a group of persons, businesses, etc., united for a particular purpose.
a group of legislators, usually of both major political parties, who vote together for some particular interest: the farm bloc.
a group of nations that share common interests and usually act in concert in international affairs: the Soviet bloc.

Origin of bloc

From French, dating back to 1900–05; see origin at block
Can be confusedbloc block

Synonyms for bloc Unabridged Based on the Random House Unabridged Dictionary, © Random House, Inc. 2019

Examples from the Web for bloc

Contemporary Examples of bloc

Historical Examples of bloc

  • They relate to potential exports from other countries to the Soviet bloc.

    East-West Trade Trends

    Harold E. Stassen

  • Only $98 of the total went to Communist China, all the rest to the European bloc.

    East-West Trade Trends

    Harold E. Stassen

  • This Bloc consisted of various parties of the Russian bourgeoisie.

    Our Revolution

    Leon Trotzky

  • That is what the group or bloc system is, a resolution into component parts.

    Behind the Mirrors

    Clinton W. Gilbert

  • But the whole are really a bloc, the continental sense of which is rather different from our "block."

British Dictionary definitions for bloc



a group of people or countries combined by a common interest or aimthe Soviet bloc

Word Origin for bloc

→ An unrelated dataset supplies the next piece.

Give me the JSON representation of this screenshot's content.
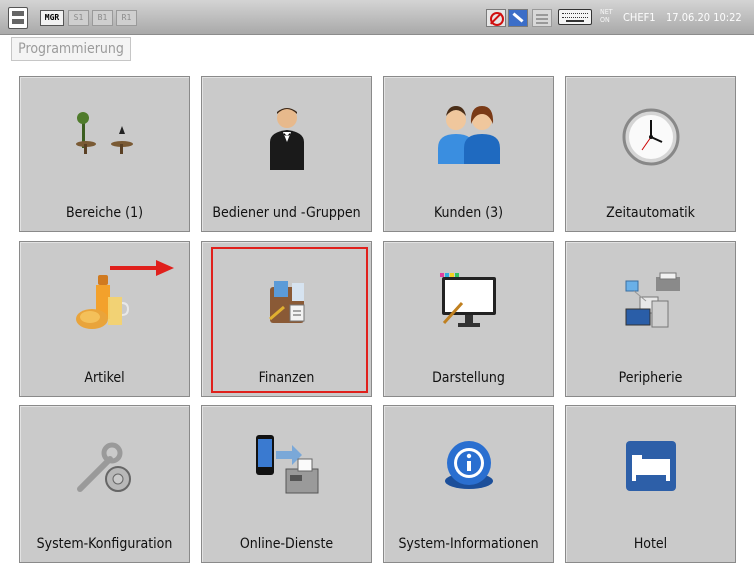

C20: from French: block
Collins English Dictionary - Complete & Unabridged 2012 Digital Edition © William Collins Sons & Co. Ltd. 1979, 1986 © HarperCollins Publishers 1998, 2000, 2003, 2005, 2006, 2007, 2009, 2012

Word Origin and History for bloc

1903, in reference to alliances in Continental politics, from French bloc "group, block," from Old French bloc "piece of wood" (see block (n.)).

Online Etymology Dictionary, © 2010 Douglas Harper